To my mind this is an arbitrary distinction which is a nonsense and I have not heard of the rational for doing this. One could argue that this distinction needs to be made because the developmental tasks required in childhood are significantly different than the developmental tasks required in adolescence. This is a hypothesis with which I would agree. Without a doubt a 4 year old child is dealing with very different developmental issues than a 14 year old teenager. However the choice of 12 or 13 years of age for the new developmental stage to arrive seems quite a random decision to make.

It can also be argued that a 2 year old child and an 8 year old child are very different physically and the psychological developmental issues they are dealing with are also quite different. So why not conclude that they are two separate developmental stages instead of including them in the same developmental stage as is currently the case. The same of course applies for a 13 year old and the 18 year old. At the moment they are in the same developmental stage but they are also quite different physically and psychologically. Why are they not defined as two separate developmental stages?

One can really see the two stages of childhood and adolescence as one developmental stage. In both stages the young person is going through significant and rapid physical and psychological change. Whereas in adulthood this is not the case. Yes there is indeed physical and psychological change occurring in adulthood but it can be seen as much slower and less psychologically significant. Thus there is much more focus on the younger person as this is where more of the difficulties can occur if the development is not occurring as it should. Developmental psychology is about developmental change in the person so one could see the human life cycle in a different way. Divided up into phases where there is a lot of psychological change occurring and not.

In this model pre-adulthood (childhood and adolesence) is seen as a phase of significant physical and psychological development. Adulthood is a phase of much less significant physical and psychological development. At the end of life we have another developmental stage, Post-adulthood. One could say this stage begins in the late 50s or 60s. In this period there is significant physical change as the body again moves into such a phase of change. These changes can have significant consequences including major disability, deformity or death. These changes force the person into significant psychological change as they accept, or seek to deny, the consequences of such change and acceptance of their bodily changes. With the physical changes the person has to change their perception of them self and their interaction with others and the environment. Thus one could argue that this constitutes a significant level of psychological change and hence we have another period of the development cycle.
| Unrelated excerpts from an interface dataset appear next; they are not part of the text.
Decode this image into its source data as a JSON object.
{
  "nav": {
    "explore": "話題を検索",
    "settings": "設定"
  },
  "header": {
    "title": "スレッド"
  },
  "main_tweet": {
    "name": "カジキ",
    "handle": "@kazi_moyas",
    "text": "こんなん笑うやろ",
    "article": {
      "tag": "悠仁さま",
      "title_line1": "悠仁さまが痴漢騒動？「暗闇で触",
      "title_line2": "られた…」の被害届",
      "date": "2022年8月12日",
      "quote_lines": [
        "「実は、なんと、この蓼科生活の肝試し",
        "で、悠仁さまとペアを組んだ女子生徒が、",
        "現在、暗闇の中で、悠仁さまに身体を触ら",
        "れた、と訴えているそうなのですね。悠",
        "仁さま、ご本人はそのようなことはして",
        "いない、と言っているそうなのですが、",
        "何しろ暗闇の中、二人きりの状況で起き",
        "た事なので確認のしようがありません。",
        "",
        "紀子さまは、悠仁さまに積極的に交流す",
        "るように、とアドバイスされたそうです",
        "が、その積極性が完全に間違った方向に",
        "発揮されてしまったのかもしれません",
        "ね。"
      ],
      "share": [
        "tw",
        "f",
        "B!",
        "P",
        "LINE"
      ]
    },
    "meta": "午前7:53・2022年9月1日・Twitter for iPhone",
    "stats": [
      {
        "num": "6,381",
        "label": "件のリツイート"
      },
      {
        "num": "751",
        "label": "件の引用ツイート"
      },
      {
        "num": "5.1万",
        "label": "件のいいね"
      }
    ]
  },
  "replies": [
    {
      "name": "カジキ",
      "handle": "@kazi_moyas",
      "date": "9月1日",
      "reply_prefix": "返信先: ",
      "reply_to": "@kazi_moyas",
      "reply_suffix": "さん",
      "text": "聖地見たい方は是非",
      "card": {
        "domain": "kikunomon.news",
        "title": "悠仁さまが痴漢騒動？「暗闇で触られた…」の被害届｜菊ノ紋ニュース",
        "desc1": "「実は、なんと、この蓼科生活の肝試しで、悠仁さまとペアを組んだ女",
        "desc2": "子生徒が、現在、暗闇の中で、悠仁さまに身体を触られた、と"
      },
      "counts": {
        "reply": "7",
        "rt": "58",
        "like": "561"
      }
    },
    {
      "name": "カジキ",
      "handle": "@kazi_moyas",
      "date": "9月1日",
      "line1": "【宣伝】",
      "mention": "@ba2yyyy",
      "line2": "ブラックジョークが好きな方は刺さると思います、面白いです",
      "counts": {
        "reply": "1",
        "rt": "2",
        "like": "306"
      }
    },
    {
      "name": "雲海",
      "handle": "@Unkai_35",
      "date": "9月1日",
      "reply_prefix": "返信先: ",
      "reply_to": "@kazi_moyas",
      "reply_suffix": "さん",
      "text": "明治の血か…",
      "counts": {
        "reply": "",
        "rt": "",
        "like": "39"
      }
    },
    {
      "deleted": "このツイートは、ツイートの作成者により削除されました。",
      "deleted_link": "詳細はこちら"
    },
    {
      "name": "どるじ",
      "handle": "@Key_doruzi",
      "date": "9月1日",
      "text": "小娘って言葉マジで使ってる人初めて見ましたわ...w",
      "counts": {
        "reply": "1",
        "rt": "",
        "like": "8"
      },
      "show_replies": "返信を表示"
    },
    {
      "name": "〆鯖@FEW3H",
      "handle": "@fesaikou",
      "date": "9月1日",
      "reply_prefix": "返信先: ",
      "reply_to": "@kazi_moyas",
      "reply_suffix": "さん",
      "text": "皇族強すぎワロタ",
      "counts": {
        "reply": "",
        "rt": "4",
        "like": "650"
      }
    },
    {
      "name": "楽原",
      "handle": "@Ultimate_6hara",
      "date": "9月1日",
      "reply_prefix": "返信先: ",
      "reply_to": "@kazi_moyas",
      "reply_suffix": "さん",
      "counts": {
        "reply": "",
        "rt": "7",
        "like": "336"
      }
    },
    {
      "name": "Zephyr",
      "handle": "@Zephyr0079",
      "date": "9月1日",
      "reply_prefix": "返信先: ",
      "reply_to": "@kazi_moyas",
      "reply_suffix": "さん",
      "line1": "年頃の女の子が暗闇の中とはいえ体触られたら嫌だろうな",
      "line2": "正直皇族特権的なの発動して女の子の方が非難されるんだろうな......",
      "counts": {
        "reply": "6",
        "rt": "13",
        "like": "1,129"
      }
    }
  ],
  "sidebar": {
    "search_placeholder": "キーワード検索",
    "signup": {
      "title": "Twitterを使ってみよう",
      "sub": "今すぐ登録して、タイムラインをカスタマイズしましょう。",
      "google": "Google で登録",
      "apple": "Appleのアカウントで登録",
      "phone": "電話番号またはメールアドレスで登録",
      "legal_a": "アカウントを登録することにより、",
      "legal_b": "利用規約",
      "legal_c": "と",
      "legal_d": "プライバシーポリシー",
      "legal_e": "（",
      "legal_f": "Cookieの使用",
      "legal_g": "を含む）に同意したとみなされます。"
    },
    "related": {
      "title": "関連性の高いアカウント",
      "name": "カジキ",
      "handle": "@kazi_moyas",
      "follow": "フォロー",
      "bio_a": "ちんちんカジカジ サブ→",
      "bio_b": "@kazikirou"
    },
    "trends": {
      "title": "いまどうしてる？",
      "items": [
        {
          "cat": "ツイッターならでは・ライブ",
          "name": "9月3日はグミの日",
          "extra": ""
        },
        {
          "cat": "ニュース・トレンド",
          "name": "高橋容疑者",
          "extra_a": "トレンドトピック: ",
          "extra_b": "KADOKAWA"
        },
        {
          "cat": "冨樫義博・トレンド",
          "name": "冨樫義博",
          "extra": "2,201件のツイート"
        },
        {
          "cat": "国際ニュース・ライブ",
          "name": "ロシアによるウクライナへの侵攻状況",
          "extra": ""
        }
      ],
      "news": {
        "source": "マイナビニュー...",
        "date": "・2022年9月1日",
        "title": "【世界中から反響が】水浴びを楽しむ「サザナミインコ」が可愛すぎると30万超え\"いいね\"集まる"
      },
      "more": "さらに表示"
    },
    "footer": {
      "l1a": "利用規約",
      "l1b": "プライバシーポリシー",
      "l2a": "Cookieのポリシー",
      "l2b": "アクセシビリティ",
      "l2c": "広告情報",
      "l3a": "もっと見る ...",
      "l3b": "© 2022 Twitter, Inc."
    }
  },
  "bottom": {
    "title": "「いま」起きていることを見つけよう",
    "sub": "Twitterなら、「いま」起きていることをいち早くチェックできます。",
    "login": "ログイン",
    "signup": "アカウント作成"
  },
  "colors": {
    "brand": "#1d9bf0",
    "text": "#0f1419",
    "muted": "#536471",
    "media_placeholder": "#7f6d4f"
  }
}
For instance the loss of sight, hearing, memory, physical abilities and many other conditions like Parkinson's disease all require the person to make a significant psychological readjustment about how they perceive them self, their identity and how they interact with the world. Of course with illness and accidents these can occur in the adulthood stage and also result in disability and or disfigurement. Again the person has to change their perception of self and the world like happens in the Post-adulthood stage.

This model is about periods of developmental change and periods of non significant change which seems to be the task for the developmental psychologist. In the beginning of life there is a period of significant physical and psychological change. To arbitrarily break this up seems to be a nonsense. This is followed by a period of about 30 to 40 years where there is much more consistency in ones physical and psychological state such that much less psychological development and change occurs. Finally in the last couple of decades of life one again goes into a state of significant physical change. It is postulated that this would then result in significant psychological change as the person reorients their identity and perception of self to correctly align with their physical self.